“Breeam does take a lot of work and the client does need to buy into the accreditation system,” says Byrne, who points out that it gives a building huge prestige, and selling and letting power. “More and more developers almost see this as a requirement because there is so much trash – Ireland built trash.” And achieving ecological excellence informed the design, such as having a green roof, and the position of the ventilation tower. “It doesn’t compromise the design,” says Byrne. “It’s a huge aid.”

The architects’ response to the brownfield site of five acres was to armour the exterior of the building, in perforated aluminium with a ventilation shaft and environmental service tower standing guard, to take on the industrial and road-network surrounds. A soft-hat roof of flowers and grasses (crucial in Breeam, to encourage wildlife and store rainwater, insulation) while the designers put lightness of being within. The open-plan interior breathes with controlled ventilation and openable windows (healthy both bodily and psychologically), bringing a feeling of control and is charged with natural light.

This comes through openings in the glassy end walls and via five single- and double-height courtyards planted and floored in vibrant colours, whose frequent punctuations mean light often comes in from more than one side wherever you are in the deep- and open-plan building.

That struck the award judges, led by Sanjay Puri and including John McAslan and Manuelle Gautrand, who wrote: "It is a triumph that a building that appears relatively closed from the outside should be so completely the opposite once you're inside."

Accommodated together

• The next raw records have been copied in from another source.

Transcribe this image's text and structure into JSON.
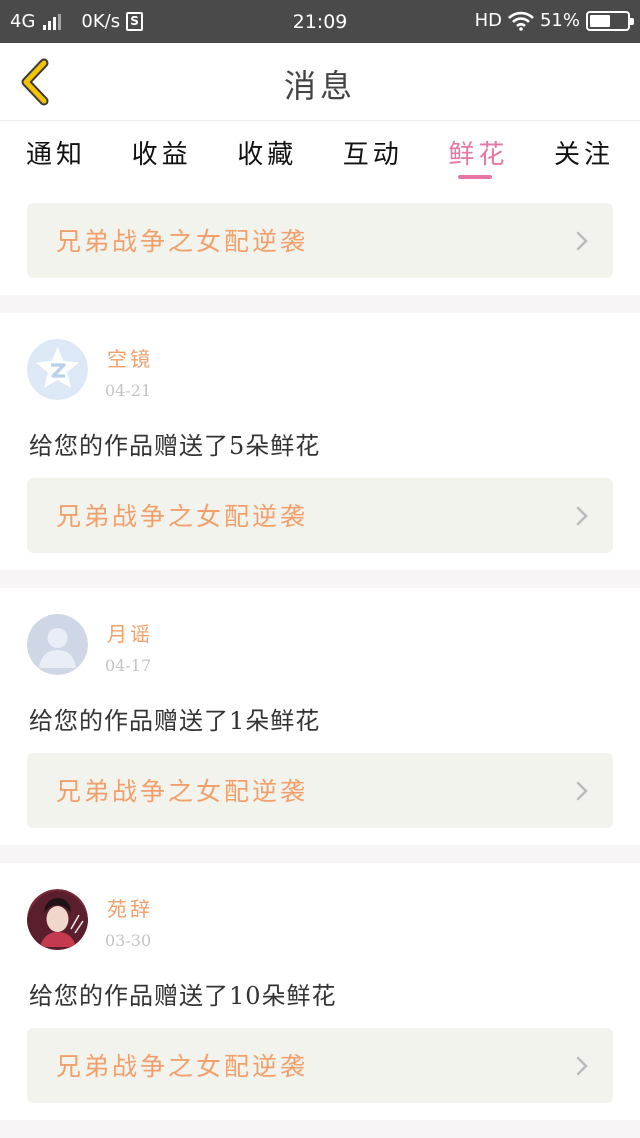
{
  "status_bar": {
    "network": "4G",
    "speed": "0K/s",
    "sim_icon": "S",
    "time": "21:09",
    "hd": "HD",
    "battery": "51%"
  },
  "header": {
    "title": "消息"
  },
  "tabs": [
    {
      "label": "通知"
    },
    {
      "label": "收益"
    },
    {
      "label": "收藏"
    },
    {
      "label": "互动"
    },
    {
      "label": "鲜花",
      "active": true
    },
    {
      "label": "关注"
    }
  ],
  "top_card": {
    "work_title": "兄弟战争之女配逆袭"
  },
  "items": [
    {
      "user": "空镜",
      "date": "04-21",
      "message": "给您的作品赠送了5朵鲜花",
      "work_title": "兄弟战争之女配逆袭",
      "avatar": "qq-default-avatar"
    },
    {
      "user": "月谣",
      "date": "04-17",
      "message": "给您的作品赠送了1朵鲜花",
      "work_title": "兄弟战争之女配逆袭",
      "avatar": "default-person-avatar"
    },
    {
      "user": "苑辞",
      "date": "03-30",
      "message": "给您的作品赠送了10朵鲜花",
      "work_title": "兄弟战争之女配逆袭",
      "avatar": "photo-avatar"
    }
  ],
  "colors": {
    "accent_pink": "#e776a4",
    "accent_orange": "#f2a06b",
    "card_bg": "#f3f3ee",
    "back_icon": "#f5c400"
  }
}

The building is also enlightened in its mix of staff – from admin to delivery drivers and fitters and people being trained in practical gas-work – spanning office and industrial, blue-collar and white-collar workers, who are all accommodated together. “There is a lack of hierarchy, a sense of an organisation working away comfortably, a sense of the entire,” says Byrne.

This entirety translates to the structure: a single-form, two-storey building that is community-spirited with two wide staircases, one at either end in which everyone can see everyone else. Now that the soft-centred, metal-wrapped building has stood some time it has been tested to show that it uses 50-60 per cent less energy than the company’s other buildings.

It also incites fewer complaints from staff about working conditions such as temperature fluctuations; the company's facilities manager Cormac O'Loughlin says he typically gets 20 complaints a day about heat, cold or draughts in the company's other offices whereas this structure has elicited just 20 complaints in four years. This from a building that is naturally heated, cooled and ventilated via ground- source heat pumps, heat storing and generating concrete ceiling slabs, photovoltaic panels, solar heated water and a ventilation stack. This latest award adds to Gast Network Ireland's other accolades including a Green Building award, Concrete Society award, and RIAI Best Sustainable Building and Best Commercial Building awards. As the AR judges said: "This architecture is unquestionably the starting point for a new level of discourse on office design in Ireland."

Emma Cullinan

Emma Cullinan

Emma Cullinan, a contributor to The Irish Times, specialises in architecture, design and property